The real story--that the civil rights movement is also rooted in African-American women's long struggle against sexual violence--has never before been written. The stories of black women who fought for bodily integrity and personal dignity hold profound truths about the sexua
...more
Angela Gyurko
Oct 03, 2020 rated it it was amazing
In 1943, a young Alabama woman became a secretary at her local NAACP office. Her job? To interview women who were sexually assaulted by white men and record their stories. Her name was Rosa Parks. This book is the story of the thousands of young black women who pushed the Civil Rights Movement. When Recy Taylor of Abbeville, AL, was raped by 6 men, 4 of whom confessed, Rosa Parks did the initial investigation.

So when Rosa Parks sat in the 5th row of that bus in 1955, she was 12 years into the s
...more
« previous 1 3 4 5 6 7 8 9 10 11 next »
There are no discussion topics on this book yet. Be the first to start one »

Readers also enjoyed

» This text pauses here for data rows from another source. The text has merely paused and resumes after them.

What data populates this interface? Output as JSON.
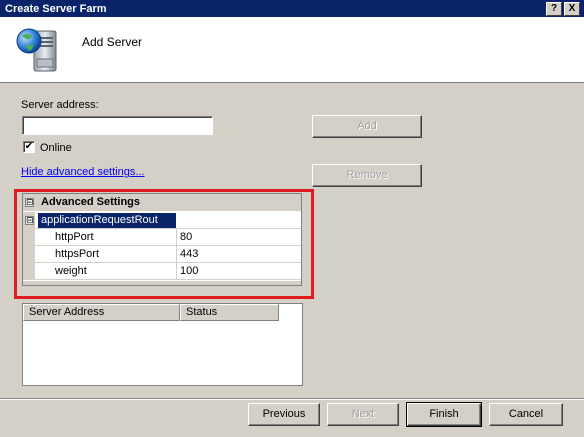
{
  "window": {
    "title": "Create Server Farm",
    "help_glyph": "?",
    "close_glyph": "X"
  },
  "header": {
    "heading": "Add Server",
    "icon": "server-globe-icon"
  },
  "form": {
    "server_address_label": "Server address:",
    "server_address_value": "",
    "add_label": "Add",
    "online_label": "Online",
    "online_checked": true,
    "online_check_glyph": "✔",
    "hide_advanced_link": "Hide advanced settings...",
    "remove_label": "Remove"
  },
  "property_grid": {
    "category": "Advanced Settings",
    "category_glyph": "⊟",
    "group": "applicationRequestRout",
    "group_glyph": "⊟",
    "properties": [
      {
        "name": "httpPort",
        "value": "80"
      },
      {
        "name": "httpsPort",
        "value": "443"
      },
      {
        "name": "weight",
        "value": "100"
      }
    ]
  },
  "server_list": {
    "columns": [
      "Server Address",
      "Status"
    ],
    "rows": []
  },
  "footer": {
    "previous_label": "Previous",
    "next_label": "Next",
    "finish_label": "Finish",
    "cancel_label": "Cancel"
  },
  "colors": {
    "titlebar": "#0a246a",
    "highlight_box": "#e01b22",
    "dialog": "#d4d0c8"
  }
}
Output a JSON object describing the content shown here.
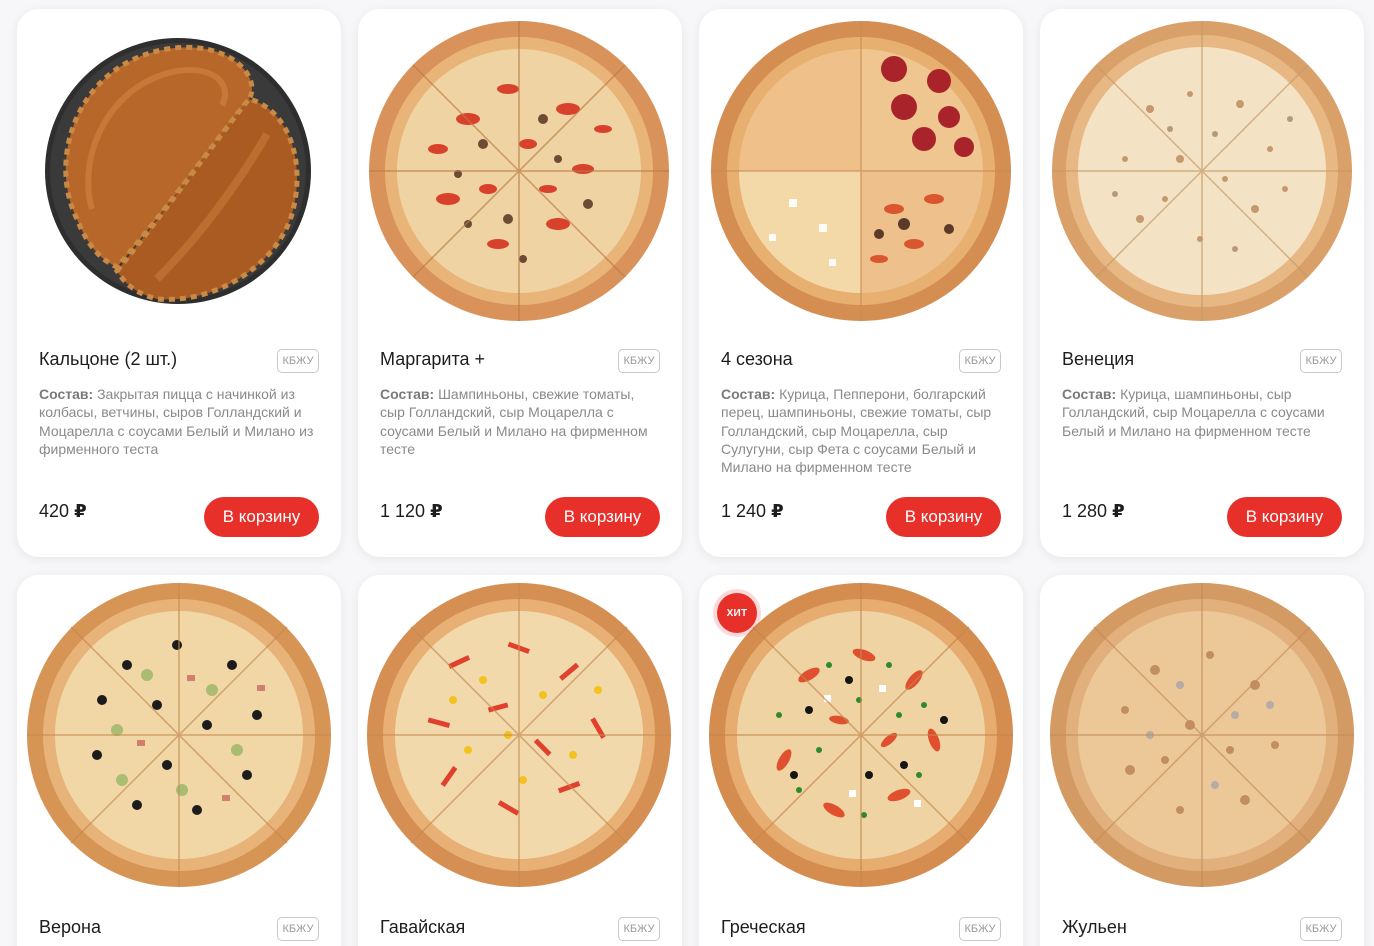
{
  "products": [
    {
      "name": "Кальцоне (2 шт.)",
      "kbju": "КБЖУ",
      "composition_label": "Состав:",
      "composition": "Закрытая пицца с начинкой из колбасы, ветчины, сыров Голландский и Моцарелла с соусами Белый и Милано из фирменного теста",
      "price": "420",
      "currency": "₽",
      "button": "В корзину",
      "image": "calzone"
    },
    {
      "name": "Маргарита +",
      "kbju": "КБЖУ",
      "composition_label": "Состав:",
      "composition": "Шампиньоны, свежие томаты, сыр Голландский, сыр Моцарелла с соусами Белый и Милано на фирменном тесте",
      "price": "1 120",
      "currency": "₽",
      "button": "В корзину",
      "image": "pizza-margarita"
    },
    {
      "name": "4 сезона",
      "kbju": "КБЖУ",
      "composition_label": "Состав:",
      "composition": "Курица, Пепперони, болгарский перец, шампиньоны, свежие томаты, сыр Голландский, сыр Моцарелла, сыр Сулугуни, сыр Фета с соусами Белый и Милано на фирменном тесте",
      "price": "1 240",
      "currency": "₽",
      "button": "В корзину",
      "image": "pizza-4-seasons"
    },
    {
      "name": "Венеция",
      "kbju": "КБЖУ",
      "composition_label": "Состав:",
      "composition": "Курица, шампиньоны, сыр Голландский, сыр Моцарелла с соусами Белый и Милано на фирменном тесте",
      "price": "1 280",
      "currency": "₽",
      "button": "В корзину",
      "image": "pizza-venice"
    },
    {
      "name": "Верона",
      "kbju": "КБЖУ",
      "image": "pizza-verona"
    },
    {
      "name": "Гавайская",
      "kbju": "КБЖУ",
      "image": "pizza-hawaiian"
    },
    {
      "name": "Греческая",
      "kbju": "КБЖУ",
      "badge": "ХИТ",
      "image": "pizza-greek"
    },
    {
      "name": "Жульен",
      "kbju": "КБЖУ",
      "image": "pizza-julienne"
    }
  ],
  "colors": {
    "accent": "#e8302b",
    "card_bg": "#ffffff",
    "page_bg": "#f7f7f9",
    "text": "#1d1d1d",
    "muted": "#8a8a8a"
  }
}
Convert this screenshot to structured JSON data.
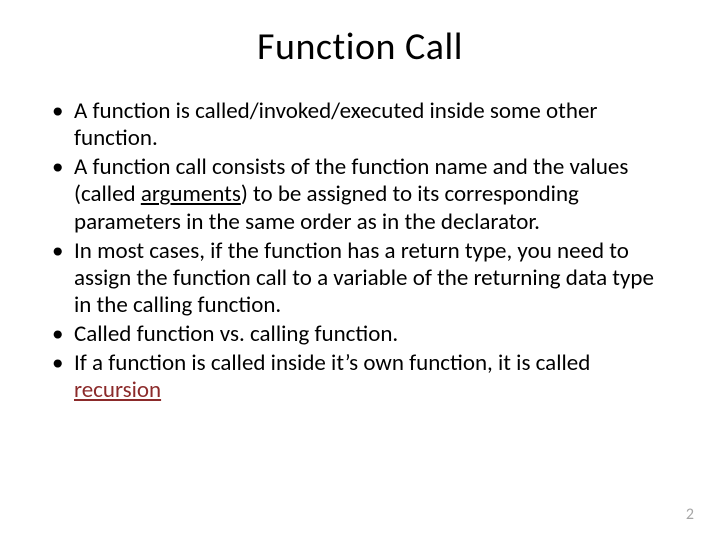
{
  "slide": {
    "title": "Function Call",
    "bullets": [
      {
        "pre": "A function is called/invoked/executed inside some other function.",
        "u": "",
        "post": ""
      },
      {
        "pre": "A function call consists of the function name and the values (called ",
        "u": "arguments",
        "post": ") to be assigned to its corresponding parameters in the same order as in the declarator."
      },
      {
        "pre": "In most cases, if the function has a return type, you need to assign the function call to a variable of the returning data type in the calling function.",
        "u": "",
        "post": ""
      },
      {
        "pre": "Called function vs. calling function.",
        "u": "",
        "post": ""
      },
      {
        "pre": "If a function is called inside it’s own function, it is called ",
        "u": "",
        "post": ""
      }
    ],
    "recursion_word": "recursion",
    "page_number": "2"
  }
}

  • Vanguard: How Black Women Broke Barriers, Won the Vote, and Insisted on Equality for All
  • I've Got the Light of Freedom: The Organizing Tradition and the Mississippi Freedom Struggle, With a New Preface
  • Sexual Citizens: A Landmark Study of Sex, Power, and Assault on Campus
  • Suburban Warriors: The Origins of the New American Right
  • The Straight State: Sexuality and Citizenship in Twentieth-Century America
  • Cold War Civil Rights: Race and the Image of American Democracy
  • Bloody Lowndes: Civil Rights and Black Power in Alabama's Black Belt
  • All in the Family: The Realignment of American Democracy Since the 1960s
  • A Bound Woman Is a Dangerous Thing: The Incarceration of African American Women from Harriet Tubman to Sandra Bland
  • From the War on Poverty to the War on Crime: The Making of Mass Incarceration in America
  • Normal Life: Administrative Violence, Critical Trans Politics and the Limits of Law
  • Storming Caesars Palace: How Black Mothers Fought Their Own War on Poverty
  • Sister Citizen: Shame, Stereotypes, and Black Women in America
  • Medical Bondage: Race, Gender, and the Origins of American Gynecology
  • White Flight: Atlanta and the Making of Modern Conservatism
  • Four Hundred Souls: A Community History of African America, 1619-2019
  • Gaga Feminism: Sex, Gender, and the End of Normal
  • The Silent Majority: Suburban Politics in the Sunbelt South
See similar books…
See top shelves…
Danielle McGuire is an award-winning author and historian interested in the African American freedom struggle and the legacies of racial and sexual violence. She lives with her husband and two children in metro Detroit. Her next book, Murder in the Motor City: The 1967 Detroit Riot and American Injustice, is forthcoming from Knopf.

News & Interviews

When it comes to whiling away the dog days of summer, nothing is better than a good book. Or two. Or three. Let’s say ten! We’re getting...
33 likes · 7 comments
“Often ignored by civil rights historians, a number of campaigns led to trials and even convictions throughout the South. These cases, many virtually unknown, broke with Southern tradition and fractured the philosophical and political foundations of white supremacy by challenging the relationship between sexual domination and racial equality.” 4 likes
“is senseless to fight fascism abroad if fascistic influences are to be protected here at home.” 3 likes
More quotes…